Depression is the commonest mental illness in developing countries and impoverished women are most at risk. Formal mental health services in these situations are rare. Depression commonly co-presents with physical symptoms or else is unspectacular, so the condition often goes unrecognised. To strengthen the prevention and management of depression, information is required on easily recognisable correlates of depression. This study explored associations between depression and reproductive health conditions in rural African women of reproductive age.

Methods

A community-based reproductive health survey among rural women aged 15–54 years in The Gambia, West Africa, included screening with a modified Edinburgh Depression Scale (EDS), a reproductive health questionnaire and a gynaecological examination. Depression was then assessed clinically and data for 565 women were used to estimate the prevalence of depression and examine associations with reproductive health conditions and demographic factors.

Results

The weighted prevalence of depression was 10.3% (95% CI 8.3–12.7). Being depressed was most significantly associated with widowhood or divorce (adjusted Odds Ratio (aOR) 8.42, 2.77–25.57), infertility (3.69, 1.42–9.65) and severe menstrual pain (3.94, 1.52–10.27). There were significant differences between ethnic groups. Being in the postpartum period was not associated with an increased likelihood of depression.

Conclusion

This study points to the importance of reproductive potential and reproductive health in maintaining women’s mental well-being across different strata of a rural and resource-poor society.
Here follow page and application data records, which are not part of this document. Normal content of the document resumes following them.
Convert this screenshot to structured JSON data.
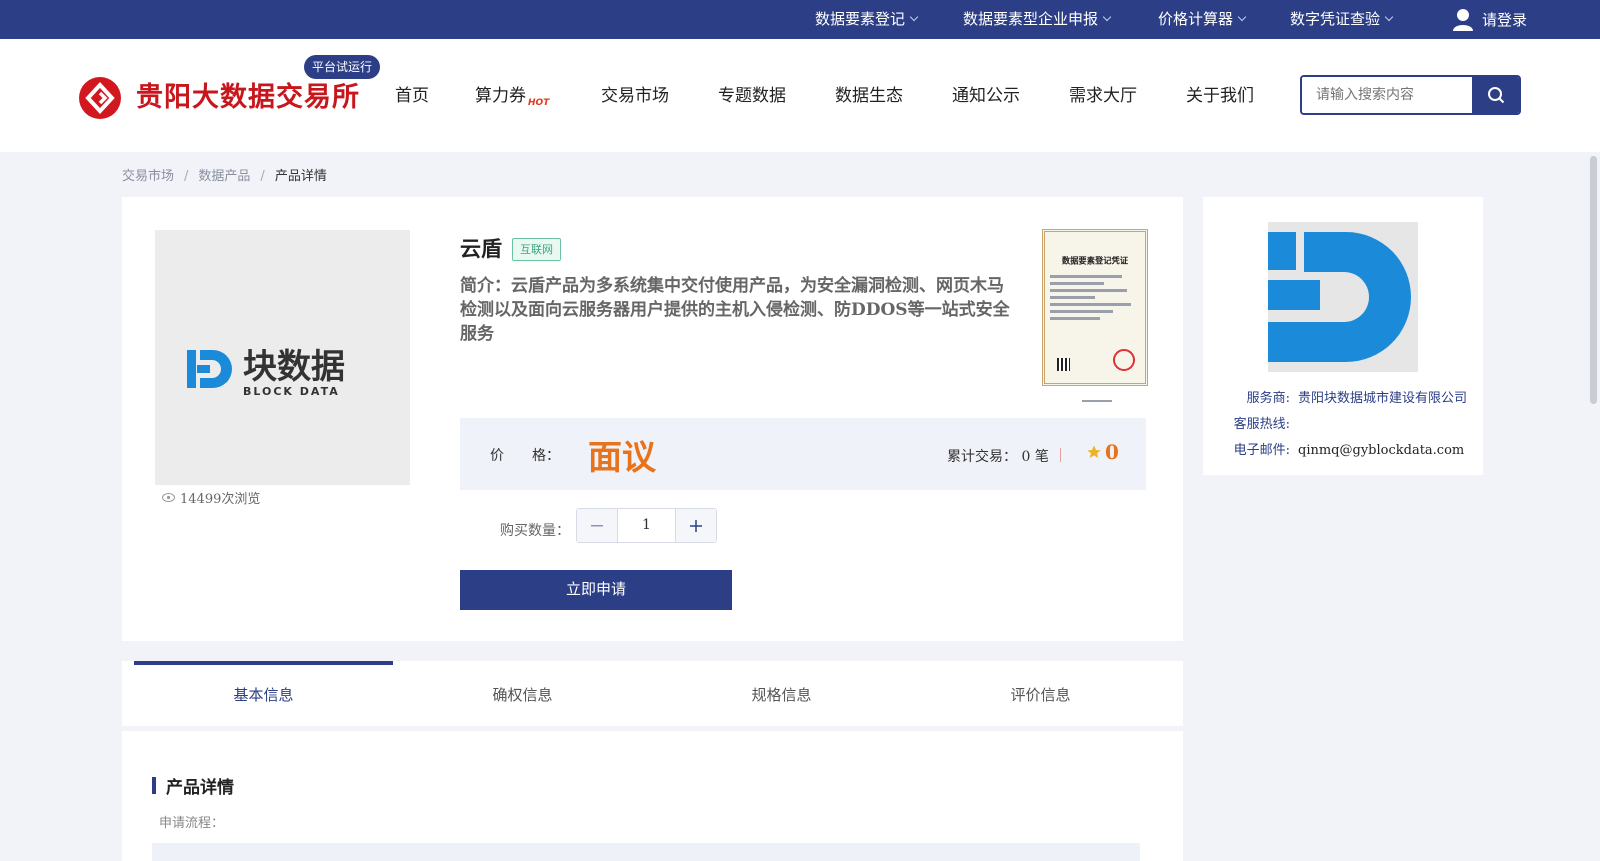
{
  "topbar": {
    "links": [
      {
        "label": "数据要素登记"
      },
      {
        "label": "数据要素型企业申报"
      },
      {
        "label": "价格计算器"
      },
      {
        "label": "数字凭证查验"
      }
    ],
    "login_label": "请登录"
  },
  "header": {
    "brand": "贵阳大数据交易所",
    "trial_badge": "平台试运行",
    "nav": [
      {
        "label": "首页"
      },
      {
        "label": "算力券",
        "badge": "HOT"
      },
      {
        "label": "交易市场"
      },
      {
        "label": "专题数据"
      },
      {
        "label": "数据生态"
      },
      {
        "label": "通知公示"
      },
      {
        "label": "需求大厅"
      },
      {
        "label": "关于我们"
      }
    ],
    "search_placeholder": "请输入搜索内容"
  },
  "breadcrumb": {
    "items": [
      "交易市场",
      "数据产品",
      "产品详情"
    ],
    "separator": "/"
  },
  "product": {
    "title": "云盾",
    "tag": "互联网",
    "description": "简介：云盾产品为多系统集中交付使用产品，为安全漏洞检测、网页木马检测以及面向云服务器用户提供的主机入侵检测、防DDOS等一站式安全服务",
    "views": "14499次浏览",
    "image_logo_text": "块数据",
    "image_logo_sub": "BLOCK DATA",
    "certificate_title": "数据要素登记凭证",
    "price_label": "价　　格：",
    "price_value": "面议",
    "deal_label": "累计交易：",
    "deal_value": "0",
    "deal_unit": "笔",
    "rating": "0",
    "quantity_label": "购买数量：",
    "quantity": "1",
    "apply_label": "立即申请"
  },
  "vendor": {
    "provider_label": "服务商:",
    "provider": "贵阳块数据城市建设有限公司",
    "hotline_label": "客服热线:",
    "hotline": "",
    "email_label": "电子邮件:",
    "email": "qinmq@gyblockdata.com"
  },
  "tabs": {
    "items": [
      "基本信息",
      "确权信息",
      "规格信息",
      "评价信息"
    ],
    "active": "基本信息"
  },
  "details": {
    "title": "产品详情",
    "subtitle": "申请流程："
  },
  "colors": {
    "primary": "#2b3e86",
    "brand_red": "#c8161d",
    "price_orange": "#e8731a"
  }
}
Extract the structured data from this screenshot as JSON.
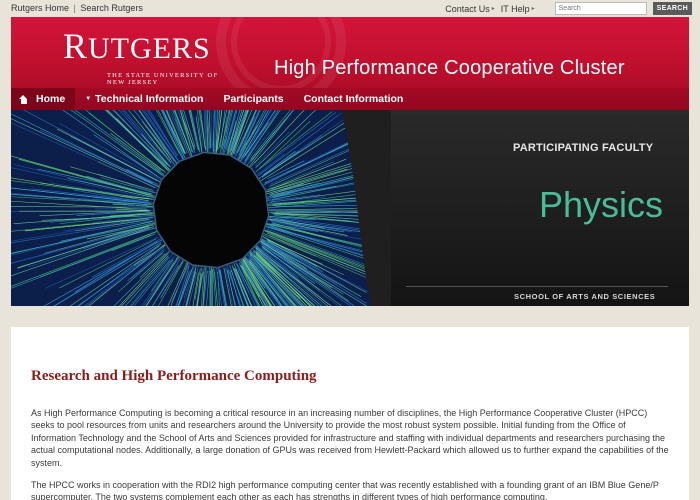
{
  "utility": {
    "left_links": [
      "Rutgers Home",
      "Search Rutgers"
    ],
    "separator": "|",
    "contact": "Contact Us",
    "it_help": "IT Help",
    "search_placeholder": "Search",
    "search_button": "SEARCH"
  },
  "header": {
    "logo_first": "R",
    "logo_rest": "UTGERS",
    "logo_subtitle": "THE STATE UNIVERSITY OF NEW JERSEY",
    "title": "High Performance Cooperative Cluster"
  },
  "nav": {
    "items": [
      {
        "label": "Home"
      },
      {
        "label": "Technical Information"
      },
      {
        "label": "Participants"
      },
      {
        "label": "Contact Information"
      }
    ]
  },
  "banner": {
    "participating": "PARTICIPATING FACULTY",
    "subject": "Physics",
    "school": "SCHOOL OF ARTS AND SCIENCES"
  },
  "content": {
    "heading": "Research and High Performance Computing",
    "paragraphs": [
      "As High Performance Computing is becoming a critical resource in an increasing number of disciplines, the High Performance Cooperative Cluster (HPCC) seeks to pool resources from units and researchers around the University to provide the most robust system possible. Initial funding from the Office of Information Technology and the School of Arts and Sciences provided for infrastructure and staffing with individual departments and researchers purchasing the actual computational nodes. Additionally, a large donation of GPUs was received from Hewlett-Packard which allowed us to further expand the capabilities of the system.",
      "The HPCC works in cooperation with the RDI2 high performance computing center that was recently established with a founding grant of an IBM Blue Gene/P supercomputer. The two systems complement each other as each has strengths in different types of high performance computing."
    ]
  }
}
It could provide an initial focus for the management of women with depression as well as directing future research in reproductive health and psychiatry.

Key words

depression common mental disorders (CMD) Africa reproductive health